__Exercise directions__
Every line below that holds the word "mode" must be listed.

Excerpts from an interface dataset
- Opening Delimiter -

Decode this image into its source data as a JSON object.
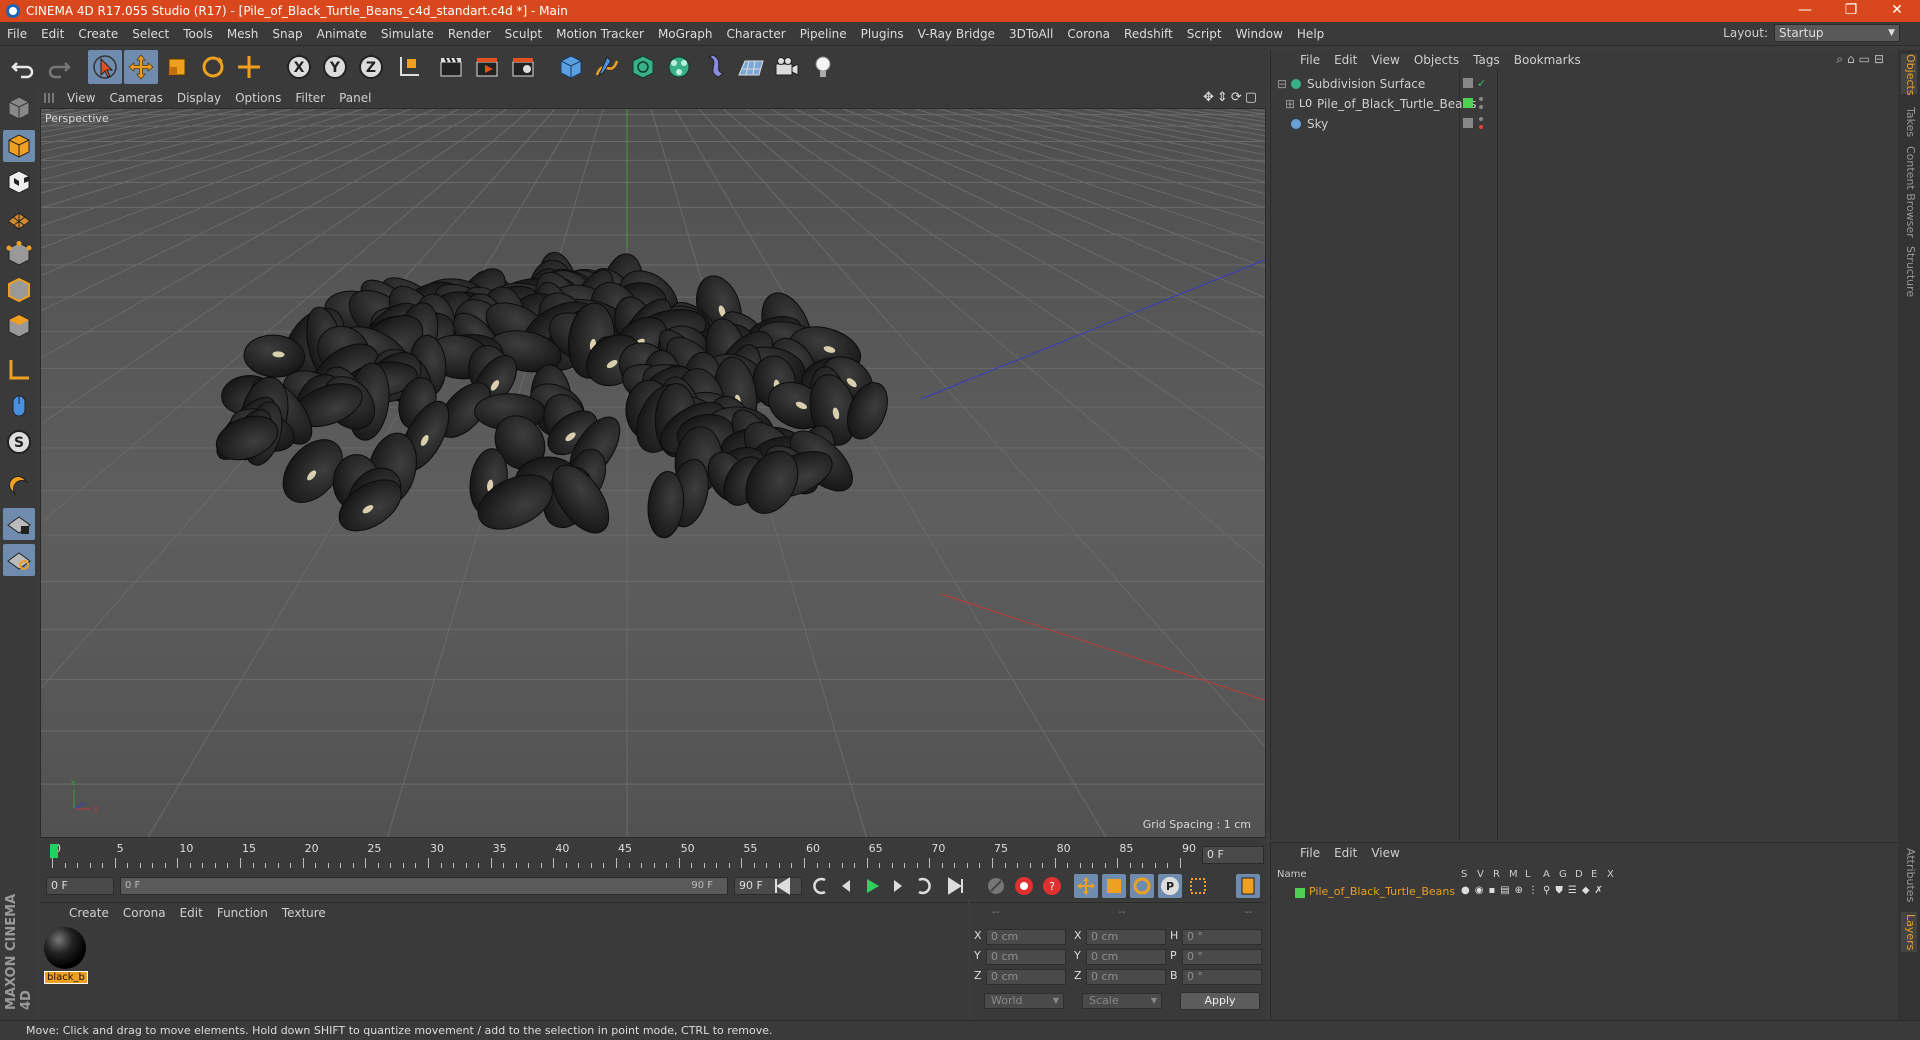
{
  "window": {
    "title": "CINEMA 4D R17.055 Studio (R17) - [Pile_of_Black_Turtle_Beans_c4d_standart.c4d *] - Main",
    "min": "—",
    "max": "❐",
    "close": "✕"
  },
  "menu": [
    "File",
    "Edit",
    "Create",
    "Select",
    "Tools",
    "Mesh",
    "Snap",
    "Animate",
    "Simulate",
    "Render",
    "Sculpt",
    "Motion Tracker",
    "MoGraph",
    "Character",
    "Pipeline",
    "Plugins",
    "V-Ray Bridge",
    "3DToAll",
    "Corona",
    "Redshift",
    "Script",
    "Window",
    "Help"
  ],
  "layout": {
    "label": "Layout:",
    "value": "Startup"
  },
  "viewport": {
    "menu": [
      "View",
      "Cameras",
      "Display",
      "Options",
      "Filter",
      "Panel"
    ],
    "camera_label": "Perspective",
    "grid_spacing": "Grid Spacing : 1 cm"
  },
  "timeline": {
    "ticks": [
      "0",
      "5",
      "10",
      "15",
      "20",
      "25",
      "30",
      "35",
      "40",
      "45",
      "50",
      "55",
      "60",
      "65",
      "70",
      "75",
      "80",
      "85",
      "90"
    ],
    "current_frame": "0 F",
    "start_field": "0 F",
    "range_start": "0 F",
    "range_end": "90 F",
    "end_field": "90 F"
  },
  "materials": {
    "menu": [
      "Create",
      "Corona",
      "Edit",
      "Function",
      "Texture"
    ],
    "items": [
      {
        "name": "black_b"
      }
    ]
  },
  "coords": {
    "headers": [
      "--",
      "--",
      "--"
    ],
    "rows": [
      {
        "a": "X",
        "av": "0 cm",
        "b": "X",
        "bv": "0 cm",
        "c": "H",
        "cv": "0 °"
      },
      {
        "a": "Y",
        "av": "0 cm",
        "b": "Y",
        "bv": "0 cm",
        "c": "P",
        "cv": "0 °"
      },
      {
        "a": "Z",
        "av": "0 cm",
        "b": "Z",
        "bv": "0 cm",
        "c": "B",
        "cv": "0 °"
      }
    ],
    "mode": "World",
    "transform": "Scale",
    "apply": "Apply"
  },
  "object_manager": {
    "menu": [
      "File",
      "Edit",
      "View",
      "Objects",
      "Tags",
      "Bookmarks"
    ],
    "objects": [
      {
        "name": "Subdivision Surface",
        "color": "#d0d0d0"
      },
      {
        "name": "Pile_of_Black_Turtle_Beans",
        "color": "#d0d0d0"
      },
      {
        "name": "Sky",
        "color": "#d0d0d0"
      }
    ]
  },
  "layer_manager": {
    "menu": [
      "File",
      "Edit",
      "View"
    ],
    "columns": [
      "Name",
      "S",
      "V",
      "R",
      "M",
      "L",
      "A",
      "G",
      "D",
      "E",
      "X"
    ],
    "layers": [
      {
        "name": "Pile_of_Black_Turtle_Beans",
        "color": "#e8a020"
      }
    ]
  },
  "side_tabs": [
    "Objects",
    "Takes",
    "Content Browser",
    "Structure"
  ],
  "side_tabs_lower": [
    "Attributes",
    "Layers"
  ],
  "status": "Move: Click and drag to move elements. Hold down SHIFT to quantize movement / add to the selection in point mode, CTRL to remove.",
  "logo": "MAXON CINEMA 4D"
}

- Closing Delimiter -

__Output for this task__
    "mode": "World",
  "status": "Move: Click and drag to move elements. Hold down SHIFT to quantize movement / add to the selection in point mode, CTRL to remove.",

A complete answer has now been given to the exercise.